Data records for software interfaces
▬▬▬▬▬▬▬▬▬▬
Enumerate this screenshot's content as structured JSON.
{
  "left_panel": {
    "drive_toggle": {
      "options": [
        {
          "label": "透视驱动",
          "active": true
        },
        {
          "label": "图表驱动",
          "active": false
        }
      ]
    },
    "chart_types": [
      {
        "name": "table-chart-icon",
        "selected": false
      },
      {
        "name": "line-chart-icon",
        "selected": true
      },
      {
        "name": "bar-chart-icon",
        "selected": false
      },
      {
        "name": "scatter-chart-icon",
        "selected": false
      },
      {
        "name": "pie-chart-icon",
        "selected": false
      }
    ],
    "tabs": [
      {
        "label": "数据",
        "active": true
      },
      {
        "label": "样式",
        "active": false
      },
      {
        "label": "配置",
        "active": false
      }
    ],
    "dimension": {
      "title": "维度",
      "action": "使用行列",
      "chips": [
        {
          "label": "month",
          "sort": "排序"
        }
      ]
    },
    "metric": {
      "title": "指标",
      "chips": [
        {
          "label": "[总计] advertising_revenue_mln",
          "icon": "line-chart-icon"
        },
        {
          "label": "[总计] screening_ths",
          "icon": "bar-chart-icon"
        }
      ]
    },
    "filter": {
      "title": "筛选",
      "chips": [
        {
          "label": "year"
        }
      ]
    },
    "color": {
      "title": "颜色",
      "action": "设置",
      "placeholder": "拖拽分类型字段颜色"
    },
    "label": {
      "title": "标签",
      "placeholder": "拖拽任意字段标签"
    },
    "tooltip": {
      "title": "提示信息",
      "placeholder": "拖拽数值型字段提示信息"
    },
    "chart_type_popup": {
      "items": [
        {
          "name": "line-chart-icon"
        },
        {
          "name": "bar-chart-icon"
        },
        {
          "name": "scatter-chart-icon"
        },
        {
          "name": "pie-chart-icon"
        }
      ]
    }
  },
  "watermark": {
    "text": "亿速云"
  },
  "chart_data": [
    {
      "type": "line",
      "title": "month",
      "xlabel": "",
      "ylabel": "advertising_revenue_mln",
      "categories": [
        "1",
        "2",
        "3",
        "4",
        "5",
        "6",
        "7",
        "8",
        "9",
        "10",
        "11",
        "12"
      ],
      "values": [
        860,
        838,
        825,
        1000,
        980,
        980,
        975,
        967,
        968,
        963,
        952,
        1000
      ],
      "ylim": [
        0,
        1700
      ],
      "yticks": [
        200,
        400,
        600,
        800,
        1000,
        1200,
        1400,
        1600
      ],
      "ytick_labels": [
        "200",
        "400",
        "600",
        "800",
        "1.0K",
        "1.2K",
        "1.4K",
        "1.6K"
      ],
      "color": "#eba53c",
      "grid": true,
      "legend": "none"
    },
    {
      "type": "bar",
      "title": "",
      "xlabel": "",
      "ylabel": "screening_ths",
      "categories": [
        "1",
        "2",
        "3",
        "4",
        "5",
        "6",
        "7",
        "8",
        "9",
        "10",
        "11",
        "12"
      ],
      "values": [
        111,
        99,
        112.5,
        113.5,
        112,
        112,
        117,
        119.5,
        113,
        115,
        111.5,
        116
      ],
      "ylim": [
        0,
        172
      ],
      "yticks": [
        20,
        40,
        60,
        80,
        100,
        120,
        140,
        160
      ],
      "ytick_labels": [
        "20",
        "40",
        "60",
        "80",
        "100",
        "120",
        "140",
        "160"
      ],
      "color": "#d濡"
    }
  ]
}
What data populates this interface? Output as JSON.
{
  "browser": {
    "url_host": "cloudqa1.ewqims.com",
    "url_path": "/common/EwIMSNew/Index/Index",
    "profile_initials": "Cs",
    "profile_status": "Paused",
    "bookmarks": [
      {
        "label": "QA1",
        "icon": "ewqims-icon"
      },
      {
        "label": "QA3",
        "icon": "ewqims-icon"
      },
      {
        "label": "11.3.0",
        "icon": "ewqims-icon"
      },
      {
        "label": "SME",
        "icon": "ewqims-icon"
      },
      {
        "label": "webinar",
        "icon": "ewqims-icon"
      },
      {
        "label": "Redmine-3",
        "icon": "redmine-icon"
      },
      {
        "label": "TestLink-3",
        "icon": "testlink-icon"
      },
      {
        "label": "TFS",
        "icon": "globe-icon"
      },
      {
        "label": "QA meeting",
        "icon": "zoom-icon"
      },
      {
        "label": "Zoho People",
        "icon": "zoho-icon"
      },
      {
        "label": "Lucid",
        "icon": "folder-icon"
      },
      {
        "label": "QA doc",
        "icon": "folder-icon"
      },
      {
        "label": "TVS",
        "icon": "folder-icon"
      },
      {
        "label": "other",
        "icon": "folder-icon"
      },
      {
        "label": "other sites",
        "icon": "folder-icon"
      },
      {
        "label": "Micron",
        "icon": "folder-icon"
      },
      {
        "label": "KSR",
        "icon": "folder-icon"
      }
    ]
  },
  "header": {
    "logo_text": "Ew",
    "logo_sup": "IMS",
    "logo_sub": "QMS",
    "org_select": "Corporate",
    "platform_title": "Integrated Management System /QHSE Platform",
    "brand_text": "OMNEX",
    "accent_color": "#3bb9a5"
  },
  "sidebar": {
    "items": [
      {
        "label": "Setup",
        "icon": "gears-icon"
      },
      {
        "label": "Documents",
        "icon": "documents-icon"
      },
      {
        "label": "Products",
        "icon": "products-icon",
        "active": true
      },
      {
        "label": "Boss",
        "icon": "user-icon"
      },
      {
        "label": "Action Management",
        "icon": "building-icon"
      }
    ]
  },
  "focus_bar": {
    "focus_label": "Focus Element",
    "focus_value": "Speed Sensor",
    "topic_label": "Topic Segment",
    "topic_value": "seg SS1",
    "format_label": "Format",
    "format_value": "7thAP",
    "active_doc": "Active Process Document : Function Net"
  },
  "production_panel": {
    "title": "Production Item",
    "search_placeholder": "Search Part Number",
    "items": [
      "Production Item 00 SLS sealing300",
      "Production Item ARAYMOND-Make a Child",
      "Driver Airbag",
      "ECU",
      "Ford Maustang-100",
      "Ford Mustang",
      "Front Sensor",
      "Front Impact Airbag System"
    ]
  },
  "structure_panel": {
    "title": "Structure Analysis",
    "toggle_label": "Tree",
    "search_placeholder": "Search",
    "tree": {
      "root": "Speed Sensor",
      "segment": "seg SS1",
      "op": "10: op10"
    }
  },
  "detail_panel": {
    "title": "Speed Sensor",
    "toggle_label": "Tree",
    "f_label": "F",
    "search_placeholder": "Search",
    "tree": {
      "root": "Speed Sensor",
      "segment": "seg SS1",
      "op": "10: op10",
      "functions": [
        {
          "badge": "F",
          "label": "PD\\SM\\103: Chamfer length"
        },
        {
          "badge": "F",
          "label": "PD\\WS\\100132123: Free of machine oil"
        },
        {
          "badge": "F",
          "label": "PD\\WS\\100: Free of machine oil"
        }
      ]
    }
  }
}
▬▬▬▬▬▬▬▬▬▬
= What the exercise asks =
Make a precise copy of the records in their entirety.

= Written response =
Enumerate this screenshot's content as structured JSON.
{
  "left_panel": {
    "drive_toggle": {
      "options": [
        {
          "label": "透视驱动",
          "active": true
        },
        {
          "label": "图表驱动",
          "active": false
        }
      ]
    },
    "chart_types": [
      {
        "name": "table-chart-icon",
        "selected": false
      },
      {
        "name": "line-chart-icon",
        "selected": true
      },
      {
        "name": "bar-chart-icon",
        "selected": false
      },
      {
        "name": "scatter-chart-icon",
        "selected": false
      },
      {
        "name": "pie-chart-icon",
        "selected": false
      }
    ],
    "tabs": [
      {
        "label": "数据",
        "active": true
      },
      {
        "label": "样式",
        "active": false
      },
      {
        "label": "配置",
        "active": false
      }
    ],
    "dimension": {
      "title": "维度",
      "action": "使用行列",
      "chips": [
        {
          "label": "month",
          "sort": "排序"
        }
      ]
    },
    "metric": {
      "title": "指标",
      "chips": [
        {
          "label": "[总计] advertising_revenue_mln",
          "icon": "line-chart-icon"
        },
        {
          "label": "[总计] screening_ths",
          "icon": "bar-chart-icon"
        }
      ]
    },
    "filter": {
      "title": "筛选",
      "chips": [
        {
          "label": "year"
        }
      ]
    },
    "color": {
      "title": "颜色",
      "action": "设置",
      "placeholder": "拖拽分类型字段颜色"
    },
    "label": {
      "title": "标签",
      "placeholder": "拖拽任意字段标签"
    },
    "tooltip": {
      "title": "提示信息",
      "placeholder": "拖拽数值型字段提示信息"
    },
    "chart_type_popup": {
      "items": [
        {
          "name": "line-chart-icon"
        },
        {
          "name": "bar-chart-icon"
        },
        {
          "name": "scatter-chart-icon"
        },
        {
          "name": "pie-chart-icon"
        }
      ]
    }
  },
  "watermark": {
    "text": "亿速云"
  },
  "chart_data": [
    {
      "type": "line",
      "title": "month",
      "xlabel": "",
      "ylabel": "advertising_revenue_mln",
      "categories": [
        "1",
        "2",
        "3",
        "4",
        "5",
        "6",
        "7",
        "8",
        "9",
        "10",
        "11",
        "12"
      ],
      "values": [
        860,
        838,
        825,
        1000,
        980,
        980,
        975,
        967,
        968,
        963,
        952,
        1000
      ],
      "ylim": [
        0,
        1700
      ],
      "yticks": [
        200,
        400,
        600,
        800,
        1000,
        1200,
        1400,
        1600
      ],
      "ytick_labels": [
        "200",
        "400",
        "600",
        "800",
        "1.0K",
        "1.2K",
        "1.4K",
        "1.6K"
      ],
      "color": "#eba53c",
      "grid": true,
      "legend": "none"
    },
    {
      "type": "bar",
      "title": "",
      "xlabel": "",
      "ylabel": "screening_ths",
      "categories": [
        "1",
        "2",
        "3",
        "4",
        "5",
        "6",
        "7",
        "8",
        "9",
        "10",
        "11",
        "12"
      ],
      "values": [
        111,
        99,
        112.5,
        113.5,
        112,
        112,
        117,
        119.5,
        113,
        115,
        111.5,
        116
      ],
      "ylim": [
        0,
        172
      ],
      "yticks": [
        20,
        40,
        60,
        80,
        100,
        120,
        140,
        160
      ],
      "ytick_labels": [
        "20",
        "40",
        "60",
        "80",
        "100",
        "120",
        "140",
        "160"
      ],
      "color": "#d濡"
    }
  ]
}
What data populates this interface? Output as JSON.
{
  "browser": {
    "url_host": "cloudqa1.ewqims.com",
    "url_path": "/common/EwIMSNew/Index/Index",
    "profile_initials": "Cs",
    "profile_status": "Paused",
    "bookmarks": [
      {
        "label": "QA1",
        "icon": "ewqims-icon"
      },
      {
        "label": "QA3",
        "icon": "ewqims-icon"
      },
      {
        "label": "11.3.0",
        "icon": "ewqims-icon"
      },
      {
        "label": "SME",
        "icon": "ewqims-icon"
      },
      {
        "label": "webinar",
        "icon": "ewqims-icon"
      },
      {
        "label": "Redmine-3",
        "icon": "redmine-icon"
      },
      {
        "label": "TestLink-3",
        "icon": "testlink-icon"
      },
      {
        "label": "TFS",
        "icon": "globe-icon"
      },
      {
        "label": "QA meeting",
        "icon": "zoom-icon"
      },
      {
        "label": "Zoho People",
        "icon": "zoho-icon"
      },
      {
        "label": "Lucid",
        "icon": "folder-icon"
      },
      {
        "label": "QA doc",
        "icon": "folder-icon"
      },
      {
        "label": "TVS",
        "icon": "folder-icon"
      },
      {
        "label": "other",
        "icon": "folder-icon"
      },
      {
        "label": "other sites",
        "icon": "folder-icon"
      },
      {
        "label": "Micron",
        "icon": "folder-icon"
      },
      {
        "label": "KSR",
        "icon": "folder-icon"
      }
    ]
  },
  "header": {
    "logo_text": "Ew",
    "logo_sup": "IMS",
    "logo_sub": "QMS",
    "org_select": "Corporate",
    "platform_title": "Integrated Management System /QHSE Platform",
    "brand_text": "OMNEX",
    "accent_color": "#3bb9a5"
  },
  "sidebar": {
    "items": [
      {
        "label": "Setup",
        "icon": "gears-icon"
      },
      {
        "label": "Documents",
        "icon": "documents-icon"
      },
      {
        "label": "Products",
        "icon": "products-icon",
        "active": true
      },
      {
        "label": "Boss",
        "icon": "user-icon"
      },
      {
        "label": "Action Management",
        "icon": "building-icon"
      }
    ]
  },
  "focus_bar": {
    "focus_label": "Focus Element",
    "focus_value": "Speed Sensor",
    "topic_label": "Topic Segment",
    "topic_value": "seg SS1",
    "format_label": "Format",
    "format_value": "7thAP",
    "active_doc": "Active Process Document : Function Net"
  },
  "production_panel": {
    "title": "Production Item",
    "search_placeholder": "Search Part Number",
    "items": [
      "Production Item 00 SLS sealing300",
      "Production Item ARAYMOND-Make a Child",
      "Driver Airbag",
      "ECU",
      "Ford Maustang-100",
      "Ford Mustang",
      "Front Sensor",
      "Front Impact Airbag System"
    ]
  },
  "structure_panel": {
    "title": "Structure Analysis",
    "toggle_label": "Tree",
    "search_placeholder": "Search",
    "tree": {
      "root": "Speed Sensor",
      "segment": "seg SS1",
      "op": "10: op10"
    }
  },
  "detail_panel": {
    "title": "Speed Sensor",
    "toggle_label": "Tree",
    "f_label": "F",
    "search_placeholder": "Search",
    "tree": {
      "root": "Speed Sensor",
      "segment": "seg SS1",
      "op": "10: op10",
      "functions": [
        {
          "badge": "F",
          "label": "PD\\SM\\103: Chamfer length"
        },
        {
          "badge": "F",
          "label": "PD\\WS\\100132123: Free of machine oil"
        },
        {
          "badge": "F",
          "label": "PD\\WS\\100: Free of machine oil"
        }
      ]
    }
  }
}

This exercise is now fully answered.